So to me Doing hip-hop is like carrying on that tradition, carrying that spirit. Honestly in my opinion some of the dopes literary works over the past 40 years has being composed on hip-hop records.


6) What still surprises you about hip-hop?

The fact that I still get that feeling when I hear a dope ass lyricist drop some thought provoking bars on the perfect instrumental.

7) If you had the power to change one thing about the hip-hop industry to help independent artists – what would it be?

If I could change anything, it would be the monopoly on the radio, the fact they play the same 8 songs every damn hour, when there so much music out here is crazy to me.

So much versatility so much new upcoming artist yet they play the same ass sound by the same artist.

8) Who do you think are top 3 rappers doing it at the moment?

if you consider Nas still doing it he is def one, that’s my favorite rapper right there so he’s honorary even if it’s been like 3 years since his last album. What I really admire about Nas is his discography; each album is like book to me.

Second I would say Jay elect, even though he drops stuff sporadically, when he does he be dropping Gems, he got that spirit a hip-hop Im talking about. That raw energy plus he got the bars to back it up. And for the last one I guess I’ll name some one that more relevant I guess you can say, J.Cole.

His grind man, I love it, he was what the top grossing hip-hop artist last year with no number one single, that says a lot, he is sort of giving foundation for artist out there who trying be successful without conforming all the way the commercial bs.

9) So what are your plans for the future?

Long term, to continue being a conduit through music, open up new avenues so true artist with real talent actual substance can have platform to be successful.

Short term, continue to push Black 2 Reality till all who needs to hear it does, and to keep inspiring where inspiration is needed.

Written by Stop The Breaks
Stop The Breaks is an independent music marketing company focused on showcasing independent hip-hop artists.

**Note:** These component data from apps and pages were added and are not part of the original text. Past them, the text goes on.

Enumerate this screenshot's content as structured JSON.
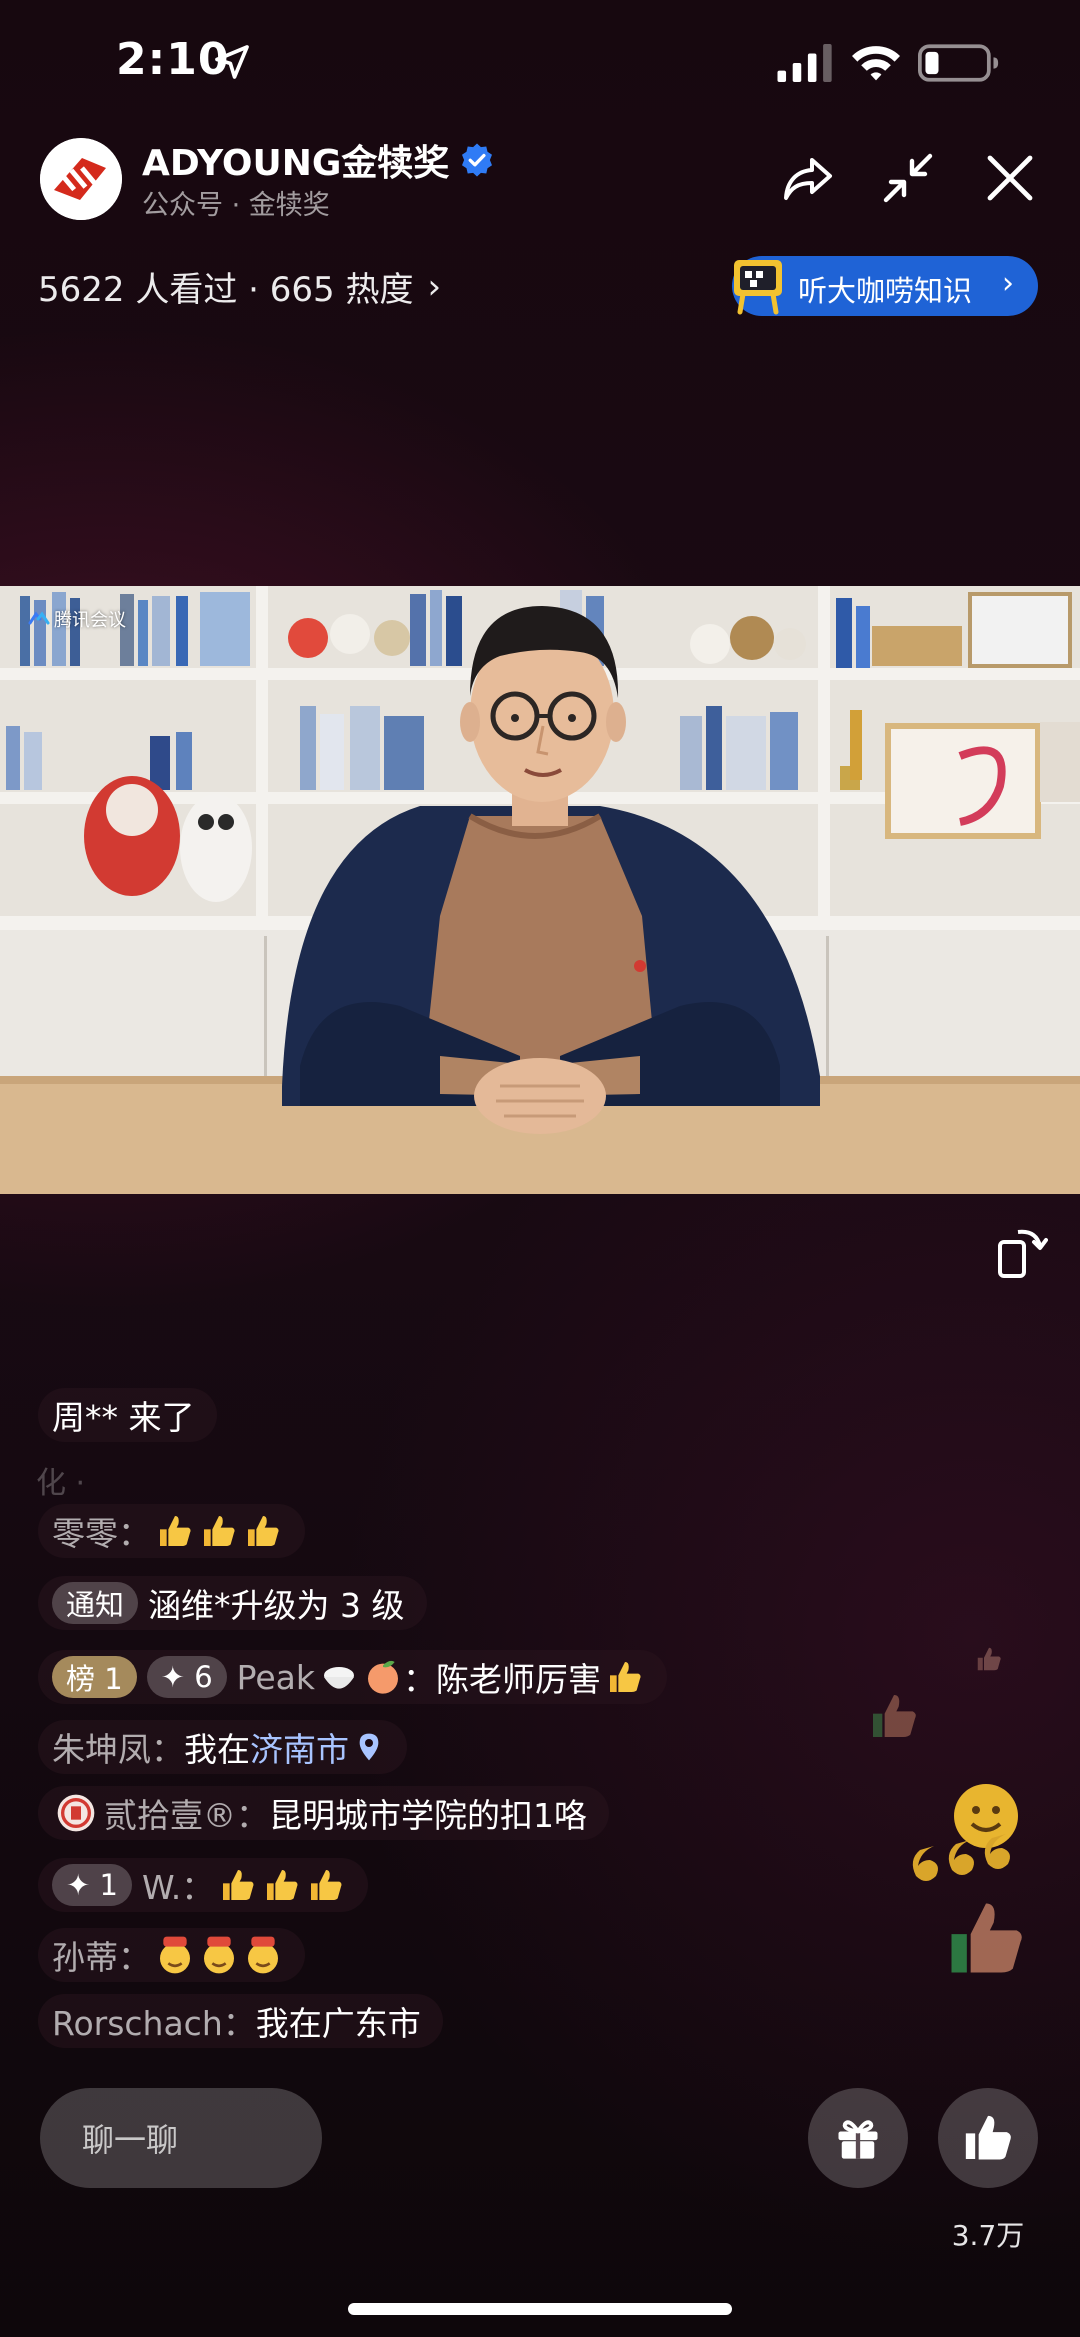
{
  "status_bar": {
    "time": "2:10",
    "icons": [
      "location-arrow-icon",
      "signal-icon",
      "wifi-icon",
      "battery-icon"
    ]
  },
  "header": {
    "channel_name": "ADYOUNG金犊奖",
    "channel_sub": "公众号 · 金犊奖",
    "verified": true,
    "actions": [
      "share-icon",
      "minimize-icon",
      "close-icon"
    ]
  },
  "stats": {
    "text": "5622 人看过 · 665 热度",
    "chevron": "›"
  },
  "promo": {
    "label": "听大咖唠知识",
    "chevron": "›",
    "color": "#1f63d6"
  },
  "video": {
    "meeting_tag": "腾讯会议"
  },
  "chat": {
    "faded": "化 ·",
    "messages": [
      {
        "text": "周** 来了"
      },
      {
        "name": "零零：",
        "emoji": [
          "thumbs-up",
          "thumbs-up",
          "thumbs-up"
        ]
      },
      {
        "badge": "通知",
        "text": "涵维*升级为 3 级"
      },
      {
        "rank_badge": "榜 1",
        "level_badge": "✦ 6",
        "name": "Peak",
        "text": "：陈老师厉害"
      },
      {
        "name": "朱坤凤：",
        "text": "我在",
        "highlight": "济南市"
      },
      {
        "name": "贰拾壹®：",
        "text": "昆明城市学院的扣1咯"
      },
      {
        "level_badge": "✦ 1",
        "name": "W.：",
        "emoji": [
          "thumbs-up",
          "thumbs-up",
          "thumbs-up"
        ]
      },
      {
        "name": "孙蒂：",
        "emoji": [
          "666-face",
          "666-face",
          "666-face"
        ]
      },
      {
        "name": "Rorschach：",
        "text": "我在广东市"
      }
    ]
  },
  "bottom": {
    "chat_placeholder": "聊一聊",
    "like_count": "3.7万"
  },
  "colors": {
    "accent_blue": "#1f63d6",
    "rank_gold": "#a58a5c",
    "highlight": "#a8c4ff"
  }
}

Our goal is to help motivate, inspire and educate independent artists grinding around the world. We provide branding, content marketing, social media, SEO and music promotion services.